Are you free?

Am I free?

What even is freedom?

Most definitions seem insufficient to me.  Society teaches us to see freedom as our ability to do whatever we want.  We are told that everything we want to do is our ‘right,’ and that we can do or have anything we want.  We are told to acquire more things and more money so we can be more free.  We are told that the absence of restriction and the complete independence from everything and everyone are the goals.

But are we really free by being the sole guide of everything in our lives?  Are we really free by keeping all options open and being completely self-reliant?  Does any of that actually lead to greatness?

Are parents less free because they chose to spend the rest of their lives with one another in marriage?  Or are they more free because they now have someone to live their lives with in a meaningful and holy way?

Are families less free because they have children or more free because of the new and beautiful opportunities opened up by having new persons in the family?

Are pro sports players who play a single sport less free than the college student who participates in every intramural sport, or is the professional player more free because he has specialized and excelled in his craft?

Is the cook less free because he follows a recipe he has perfected, rather than cooking without a recipe and hoping it comes out just as good?

And aren’t all of these people able to live better and fuller lives by working with others (the other spouse, the team, the sous chefs) rather than trying to be independent and self-reliant?

Perhaps these examples are insufficient, but they at least open our mind to the idea that freedom is not just the absence of restriction, or the ability to do whatever we want.  It’s not about what I have, or what I can do on my own.  Paradoxically, your freedom isn’t just about you.

One more question on freedom: was Jesus free when he was nailed to the cross for our sins?

Yes.  He was most free.

He freely died for our sins, loving each and all of us with an unconditional love beyond what we can imagine.  It was a supreme act of goodness and charity.

Accepting and following the will of God makes a person free.  We might have the illusion of control over many parts of our lives, but our actual control is much more limited to our own actions and response to the circumstances we find ourselves in.  We can always choose to give our best effort to what is put before us.  We can always choose to be a good person, to share truth, and to look on others with the kind of love that God first showed to us.  Any of this comes from a first choice—a choice to draw near to God.

There is something inside of each of us that seeks a truth and a freedom.  We seek something more.  And that goal, even if we do not know how to articulate it, is the Lord.  Jesus provides our ability to understand true freedom, because Jesus is all goodness, all love, and all truth.  And without the knowledge of that truth, freedom becomes corrupted, warped, fickle, superficial, and empty [1].

Once we understand that everything we seek is in Jesus, we can become more free because we are grounded in the sure and solid foundation that is Him.  We can draw close to Him in the sacraments, in prayer, and in community with one another, and through this learn to discern His will for us, both in the big things of life and in the little movements throughout our days.  We have real freedom when we use our capacities to choose to do the good, and in doing so, choose to follow God.

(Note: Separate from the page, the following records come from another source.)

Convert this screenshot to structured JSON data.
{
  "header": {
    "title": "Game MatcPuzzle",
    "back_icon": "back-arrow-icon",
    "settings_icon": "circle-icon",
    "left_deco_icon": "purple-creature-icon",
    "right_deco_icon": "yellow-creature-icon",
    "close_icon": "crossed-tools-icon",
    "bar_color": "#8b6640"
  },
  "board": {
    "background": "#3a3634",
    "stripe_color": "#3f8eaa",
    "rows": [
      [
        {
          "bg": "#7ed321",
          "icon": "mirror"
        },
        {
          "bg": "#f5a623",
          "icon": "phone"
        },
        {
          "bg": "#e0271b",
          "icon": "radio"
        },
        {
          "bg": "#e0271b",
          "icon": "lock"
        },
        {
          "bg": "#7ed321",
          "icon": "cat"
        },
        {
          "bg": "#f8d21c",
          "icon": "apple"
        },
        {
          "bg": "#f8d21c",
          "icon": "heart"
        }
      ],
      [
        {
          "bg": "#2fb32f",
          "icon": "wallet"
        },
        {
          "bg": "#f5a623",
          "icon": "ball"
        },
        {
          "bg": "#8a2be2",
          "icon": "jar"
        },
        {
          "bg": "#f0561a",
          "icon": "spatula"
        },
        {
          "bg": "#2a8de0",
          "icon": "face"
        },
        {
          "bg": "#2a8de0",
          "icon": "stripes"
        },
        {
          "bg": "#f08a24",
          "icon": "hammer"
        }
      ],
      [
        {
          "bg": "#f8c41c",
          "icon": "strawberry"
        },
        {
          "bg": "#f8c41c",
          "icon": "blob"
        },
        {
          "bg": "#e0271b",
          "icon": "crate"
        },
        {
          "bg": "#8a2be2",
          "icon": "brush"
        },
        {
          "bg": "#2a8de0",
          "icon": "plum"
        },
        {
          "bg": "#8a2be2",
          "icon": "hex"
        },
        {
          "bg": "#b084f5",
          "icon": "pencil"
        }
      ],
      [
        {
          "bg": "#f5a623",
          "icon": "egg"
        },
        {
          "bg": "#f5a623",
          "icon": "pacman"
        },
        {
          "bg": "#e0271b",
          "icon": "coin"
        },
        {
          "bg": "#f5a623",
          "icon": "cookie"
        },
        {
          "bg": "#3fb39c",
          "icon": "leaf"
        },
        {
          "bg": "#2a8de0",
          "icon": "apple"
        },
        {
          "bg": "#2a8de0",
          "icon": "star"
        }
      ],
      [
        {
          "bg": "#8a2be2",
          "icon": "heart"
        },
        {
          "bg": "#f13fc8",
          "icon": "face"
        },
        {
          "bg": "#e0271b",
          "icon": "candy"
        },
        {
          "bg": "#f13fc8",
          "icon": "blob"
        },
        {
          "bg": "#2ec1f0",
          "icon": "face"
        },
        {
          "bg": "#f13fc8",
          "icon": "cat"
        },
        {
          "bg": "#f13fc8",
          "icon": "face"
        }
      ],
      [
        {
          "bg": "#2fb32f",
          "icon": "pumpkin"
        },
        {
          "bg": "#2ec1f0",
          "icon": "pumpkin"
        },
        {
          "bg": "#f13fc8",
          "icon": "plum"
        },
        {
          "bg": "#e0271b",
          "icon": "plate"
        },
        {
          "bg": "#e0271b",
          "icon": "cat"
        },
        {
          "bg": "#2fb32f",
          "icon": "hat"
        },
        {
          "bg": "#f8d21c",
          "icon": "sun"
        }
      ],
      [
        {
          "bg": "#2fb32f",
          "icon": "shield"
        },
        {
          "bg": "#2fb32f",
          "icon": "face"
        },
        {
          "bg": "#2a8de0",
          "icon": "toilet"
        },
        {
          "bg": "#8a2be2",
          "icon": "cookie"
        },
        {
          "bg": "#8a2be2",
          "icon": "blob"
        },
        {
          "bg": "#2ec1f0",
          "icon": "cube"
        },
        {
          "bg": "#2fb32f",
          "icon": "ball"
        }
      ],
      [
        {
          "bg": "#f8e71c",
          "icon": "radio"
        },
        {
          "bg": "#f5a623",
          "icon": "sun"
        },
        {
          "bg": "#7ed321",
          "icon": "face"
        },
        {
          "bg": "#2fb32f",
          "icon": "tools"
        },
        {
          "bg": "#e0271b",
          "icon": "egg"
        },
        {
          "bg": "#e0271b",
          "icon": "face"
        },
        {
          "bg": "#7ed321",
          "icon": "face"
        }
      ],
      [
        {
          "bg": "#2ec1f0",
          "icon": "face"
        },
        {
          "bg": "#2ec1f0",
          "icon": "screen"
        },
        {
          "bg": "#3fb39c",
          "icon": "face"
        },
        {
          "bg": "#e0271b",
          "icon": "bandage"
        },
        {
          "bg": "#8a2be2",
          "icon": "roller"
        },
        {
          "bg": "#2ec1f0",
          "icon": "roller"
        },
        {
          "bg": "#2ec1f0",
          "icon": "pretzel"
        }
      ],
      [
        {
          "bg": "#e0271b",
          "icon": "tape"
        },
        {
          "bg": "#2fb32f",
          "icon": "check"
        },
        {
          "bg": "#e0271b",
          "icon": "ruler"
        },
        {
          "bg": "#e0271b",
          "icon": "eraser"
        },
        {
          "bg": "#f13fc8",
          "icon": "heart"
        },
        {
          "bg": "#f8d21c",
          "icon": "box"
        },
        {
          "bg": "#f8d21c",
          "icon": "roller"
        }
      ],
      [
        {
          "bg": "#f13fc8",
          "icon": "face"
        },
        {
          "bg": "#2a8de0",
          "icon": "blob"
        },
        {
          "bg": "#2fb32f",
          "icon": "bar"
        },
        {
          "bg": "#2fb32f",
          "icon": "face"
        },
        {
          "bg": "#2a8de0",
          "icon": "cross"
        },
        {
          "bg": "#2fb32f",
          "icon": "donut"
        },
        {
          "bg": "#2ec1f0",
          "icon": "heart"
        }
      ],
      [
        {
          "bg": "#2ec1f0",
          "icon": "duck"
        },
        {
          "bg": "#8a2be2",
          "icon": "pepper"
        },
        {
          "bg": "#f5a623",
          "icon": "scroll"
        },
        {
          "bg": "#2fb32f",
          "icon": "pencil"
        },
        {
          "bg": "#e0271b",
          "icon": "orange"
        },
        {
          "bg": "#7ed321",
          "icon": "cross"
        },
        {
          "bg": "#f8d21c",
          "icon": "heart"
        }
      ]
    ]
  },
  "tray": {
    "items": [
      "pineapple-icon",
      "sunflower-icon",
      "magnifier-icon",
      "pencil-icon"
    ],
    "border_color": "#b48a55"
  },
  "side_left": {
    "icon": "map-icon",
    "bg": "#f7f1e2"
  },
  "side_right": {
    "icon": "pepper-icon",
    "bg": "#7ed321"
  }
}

And so when we look to the lives of saints like Saint Teresa Benedicta of the Cross who died in Auschwitz or Saint Lawrence who died on a flaming gridiron in Rome, we see that in spite of the difficulties and restrictions, they were free to the end of their lives because they chose to give themselves to God and trust in His love and guidance—they chose to do the good.

We, like those and other saints, can also rejoice in following the law of the Lord [2].  We, like them, can gaze upon the image of the crucified Lord and recognize not only our source of salvation and the infinite love He has for us, but also our need to humble ourselves and carry our crosses as He did.  We, like the saints, can joyfully proclaim the goodness of the Lord in the midst of any difficulties, going forth in this world and striving for greatness, because we are made for greatness—we are made for sanctity.  If we do this, if we choose to follow God in whatever way he has called us and choose to respond like He would in whatever situation we find ourselves, we will find the true freedom meant for our lives.



[1] Benedict XVI, Address to CDF, 10 February 2006.

[2] Ps 119:14.


Photo by the author.  High Altar of St. Andrew Catholic Church, Roanoke, VA.

Michael Anctil

About the Author: Michael Anctil

Michael Anctil is in formation at Theological College. He is the youngest of two children and graduated from Iowa State University. His home parish is Saint Thomas Aquinas in Charlottesville. This is his second year of formation with the Catholic Diocese of Richmond.